DHBs, who are the regional administrators, funders and providers of primary to tertiary healthcare services, have relative autonomy to devise the procurement of medical devices as they wish; however, the government strongly encourages them to use shared services procurement agents in order to improve efficiency and prices.
PHARMAC (the government agency that lists publically reimbursed pharmaceuticals), healthAlliance and Health Benefits Limited are organizations directly involved and responsible for procurement at a national level for regional healthcare.
Since 2014, the government has asked PHARMAC to gradually take charge of procuring all public hospital devices. In the process of doing so, it attempts to create beneficial national contracts with suppliers for the procurement of medical devices that are already in use within New Zealand. A national contract entails establishing a fixed price for a given product that is available to all DHBs, and is neither exclusive nor mandatory for the DHBs.
HealthAlliance manages procurement processes of healthcare products as efficiently as possible on behalf of the DHBs, in order to give the DHBs more time and resources to focus on their principle concern of providing frontline healthcare services to the community.
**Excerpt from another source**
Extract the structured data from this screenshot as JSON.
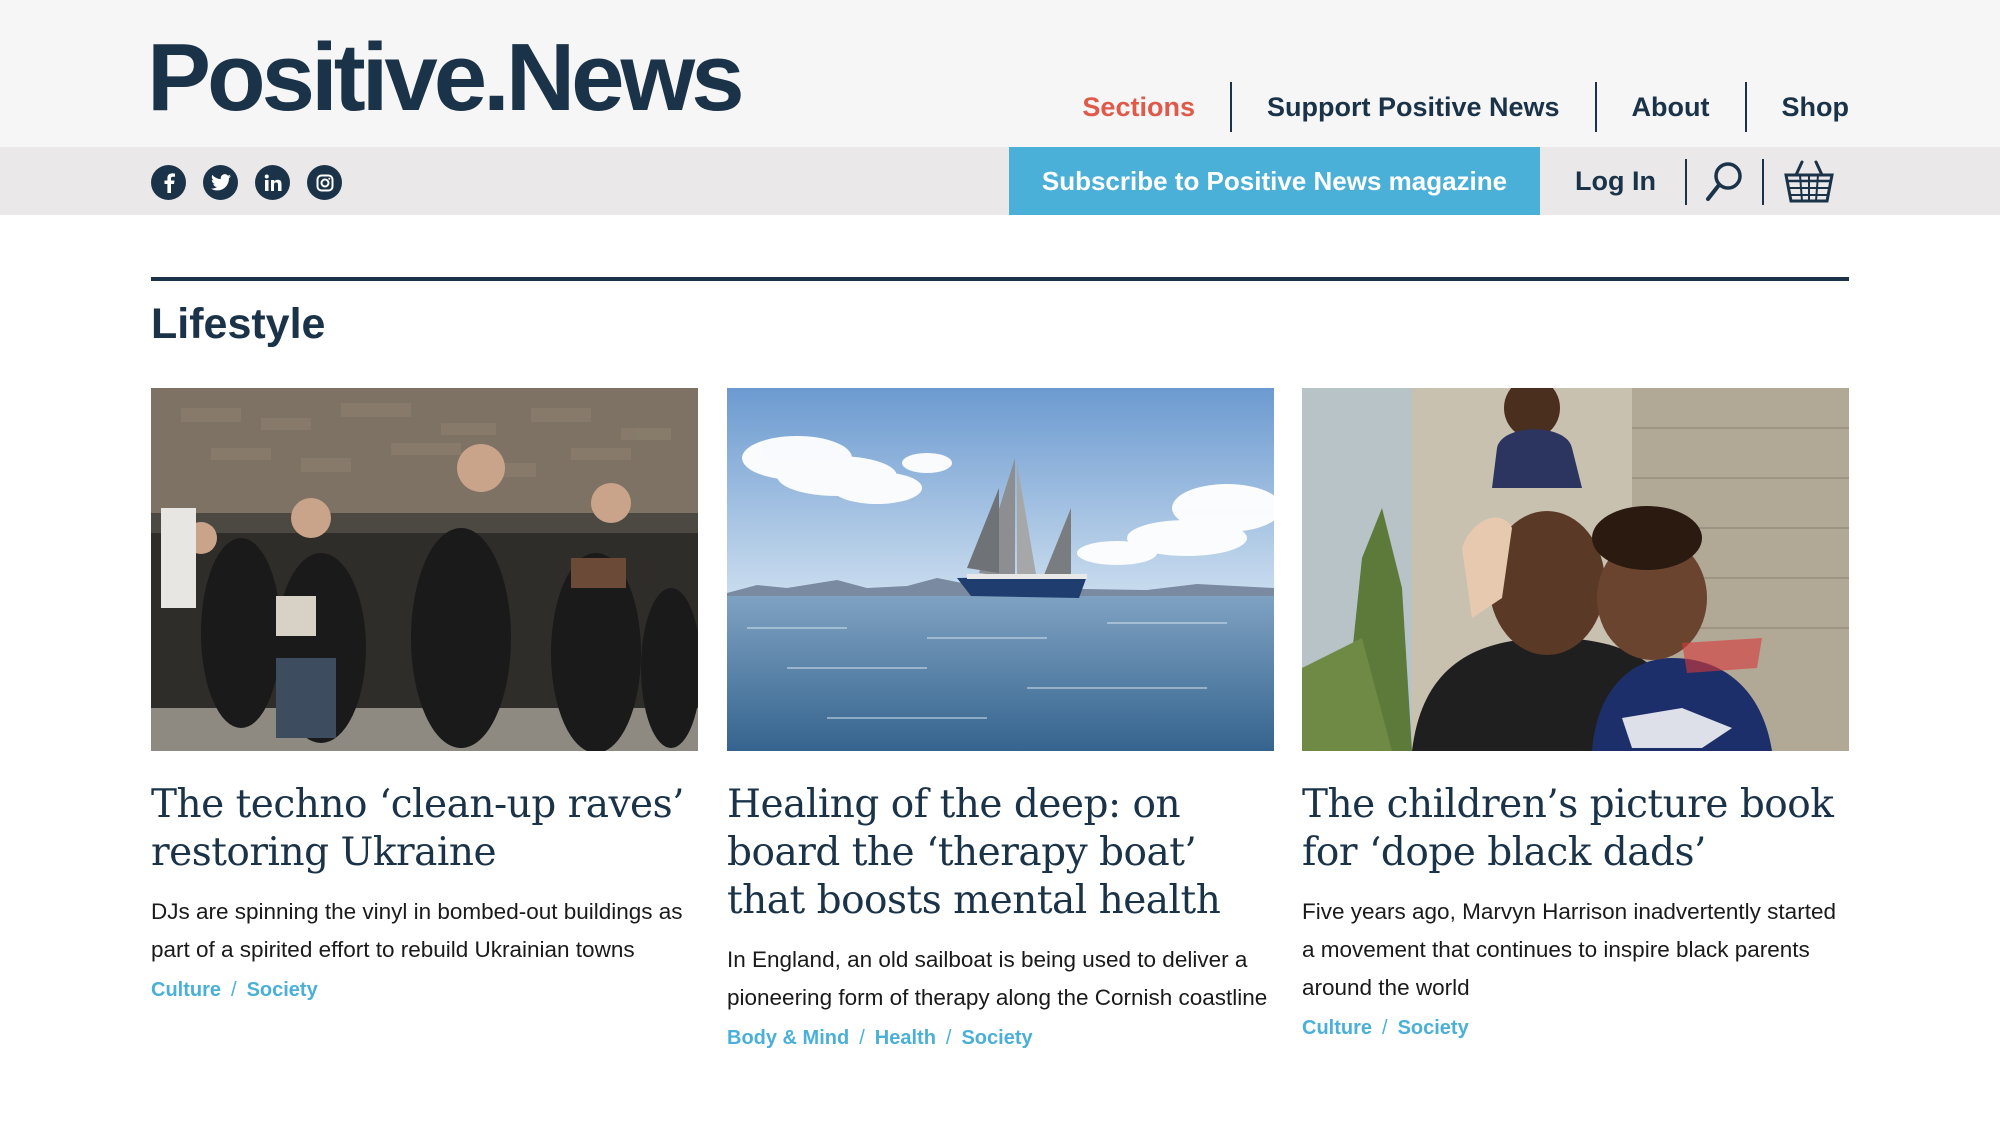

They are contracted by the Health Benefits Ltd to manage procurement services nationwide for all DHBs for expenditures under 100,000 NZD.
They organize the entire procurement process from contract management to price changes and delivery in coordination with the DHB. The management of key suppliers is done in consultation with the DHB and a healthAlliance procurement team, and is coordinated at local, regional and national levels as deemed appropriate.
DHBs remain involved in the decision making process and have particular obligations within it, and have direct contact with suppliers also.
HealthAlliance manages contracts for the procurement of the following:
- projects and operations
- medical products
- imaging, for cardiology and radiology
- wards and general ambulatory
- non-clinical services
HealthAlliance creates economic advantages and opportunities by grouping product needs together across the sector and obtaining economies of scale for volumes and deliveries, and reducing risk.
Their tasks include:
- supply chain management and integration to ensure delivery of products and service
- measuring supplier performance and reporting
- procuring clinical and non-clinical products
- managing contracts
As a non-profit organization their interest is to optimize the healthcare system and administration for the nation as a whole.
New Zealand shows a clear preference and trend of optimizing purchasing processes through unified regional and national purchases, and by obtaining national contracts to stabilize costs and expenditures for all public healthcare providers who wish to take advantage of the pre-negotiated prices.
For further quantitative information on the New Zealand healthcare system and the macroeconomic climate, please look into our Business intelligence platform or order the TforG Deep Dive report for New Zealand containing volumes of 620 surgical procedures in 13 specialisms.